**TASK TO CARRY OUT**
Wherever "Center" shows up in the records below, copy the whole line.

___

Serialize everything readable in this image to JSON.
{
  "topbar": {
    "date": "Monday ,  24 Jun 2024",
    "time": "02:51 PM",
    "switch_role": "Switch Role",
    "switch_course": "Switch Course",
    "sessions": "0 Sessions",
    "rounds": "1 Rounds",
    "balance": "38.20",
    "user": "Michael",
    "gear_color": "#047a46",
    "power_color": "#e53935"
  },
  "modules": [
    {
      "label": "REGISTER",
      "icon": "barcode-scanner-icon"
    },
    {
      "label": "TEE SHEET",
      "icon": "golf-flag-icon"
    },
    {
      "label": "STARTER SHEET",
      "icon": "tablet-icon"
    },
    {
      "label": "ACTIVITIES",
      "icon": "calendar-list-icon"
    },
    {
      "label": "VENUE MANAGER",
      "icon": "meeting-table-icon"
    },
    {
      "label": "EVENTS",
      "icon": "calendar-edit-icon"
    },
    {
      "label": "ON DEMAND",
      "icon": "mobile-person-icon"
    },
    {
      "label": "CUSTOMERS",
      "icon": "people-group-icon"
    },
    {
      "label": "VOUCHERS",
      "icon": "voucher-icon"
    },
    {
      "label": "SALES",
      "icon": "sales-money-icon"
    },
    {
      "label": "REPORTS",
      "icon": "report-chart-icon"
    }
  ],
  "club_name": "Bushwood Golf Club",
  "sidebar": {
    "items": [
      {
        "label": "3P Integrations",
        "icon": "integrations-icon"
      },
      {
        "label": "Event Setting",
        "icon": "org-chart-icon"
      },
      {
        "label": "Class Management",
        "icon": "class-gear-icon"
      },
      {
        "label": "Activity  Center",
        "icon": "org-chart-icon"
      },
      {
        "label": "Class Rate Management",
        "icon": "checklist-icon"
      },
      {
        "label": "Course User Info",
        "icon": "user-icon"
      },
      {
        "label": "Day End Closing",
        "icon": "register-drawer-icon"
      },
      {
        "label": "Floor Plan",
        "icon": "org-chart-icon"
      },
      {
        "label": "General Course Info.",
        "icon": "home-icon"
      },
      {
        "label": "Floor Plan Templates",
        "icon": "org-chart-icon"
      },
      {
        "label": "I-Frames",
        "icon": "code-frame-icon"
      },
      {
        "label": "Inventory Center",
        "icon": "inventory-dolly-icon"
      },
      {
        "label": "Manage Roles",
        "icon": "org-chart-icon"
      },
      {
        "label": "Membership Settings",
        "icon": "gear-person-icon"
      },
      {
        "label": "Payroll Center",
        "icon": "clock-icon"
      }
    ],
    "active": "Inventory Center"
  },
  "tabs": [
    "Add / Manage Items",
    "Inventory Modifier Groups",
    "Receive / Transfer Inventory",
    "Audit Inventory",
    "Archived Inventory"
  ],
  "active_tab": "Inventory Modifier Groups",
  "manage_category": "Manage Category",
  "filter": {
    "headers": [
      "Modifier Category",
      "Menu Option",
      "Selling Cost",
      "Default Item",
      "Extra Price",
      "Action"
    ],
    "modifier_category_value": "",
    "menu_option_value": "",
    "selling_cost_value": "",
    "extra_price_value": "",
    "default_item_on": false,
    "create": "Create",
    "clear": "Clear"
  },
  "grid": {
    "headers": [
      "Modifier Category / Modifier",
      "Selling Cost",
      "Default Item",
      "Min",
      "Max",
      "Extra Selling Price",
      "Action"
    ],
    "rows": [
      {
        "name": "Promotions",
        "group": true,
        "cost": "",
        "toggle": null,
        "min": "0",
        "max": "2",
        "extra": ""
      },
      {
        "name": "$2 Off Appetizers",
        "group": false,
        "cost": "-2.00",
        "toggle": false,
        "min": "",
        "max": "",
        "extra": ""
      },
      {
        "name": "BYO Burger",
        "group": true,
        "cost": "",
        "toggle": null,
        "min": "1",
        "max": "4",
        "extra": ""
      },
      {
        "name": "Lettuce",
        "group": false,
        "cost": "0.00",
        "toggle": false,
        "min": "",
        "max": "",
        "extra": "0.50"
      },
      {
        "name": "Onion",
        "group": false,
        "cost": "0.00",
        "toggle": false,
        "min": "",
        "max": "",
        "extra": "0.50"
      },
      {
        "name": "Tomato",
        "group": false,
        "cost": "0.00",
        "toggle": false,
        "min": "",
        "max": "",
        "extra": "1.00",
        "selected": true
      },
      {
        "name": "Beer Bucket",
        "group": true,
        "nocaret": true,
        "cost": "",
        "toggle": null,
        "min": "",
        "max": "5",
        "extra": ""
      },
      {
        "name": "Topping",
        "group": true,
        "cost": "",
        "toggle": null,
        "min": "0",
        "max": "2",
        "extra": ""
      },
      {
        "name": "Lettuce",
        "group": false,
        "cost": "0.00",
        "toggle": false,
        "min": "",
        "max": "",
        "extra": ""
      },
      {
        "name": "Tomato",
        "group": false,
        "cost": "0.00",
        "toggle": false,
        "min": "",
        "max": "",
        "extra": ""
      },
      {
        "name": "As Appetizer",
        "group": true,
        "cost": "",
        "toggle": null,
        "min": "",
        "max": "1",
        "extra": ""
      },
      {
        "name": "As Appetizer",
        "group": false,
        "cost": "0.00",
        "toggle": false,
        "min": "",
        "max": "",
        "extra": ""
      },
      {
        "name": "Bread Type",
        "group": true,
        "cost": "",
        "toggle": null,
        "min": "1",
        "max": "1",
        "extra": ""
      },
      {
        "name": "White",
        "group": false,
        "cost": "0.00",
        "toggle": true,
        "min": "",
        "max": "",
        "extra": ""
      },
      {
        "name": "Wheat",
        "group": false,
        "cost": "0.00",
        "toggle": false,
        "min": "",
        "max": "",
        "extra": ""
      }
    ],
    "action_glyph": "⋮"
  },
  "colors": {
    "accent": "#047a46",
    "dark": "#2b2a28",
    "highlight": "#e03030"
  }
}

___

**REPLY**
        "label": "Activity  Center",
        "label": "Inventory Center",
        "label": "Payroll Center",
    "active": "Inventory Center"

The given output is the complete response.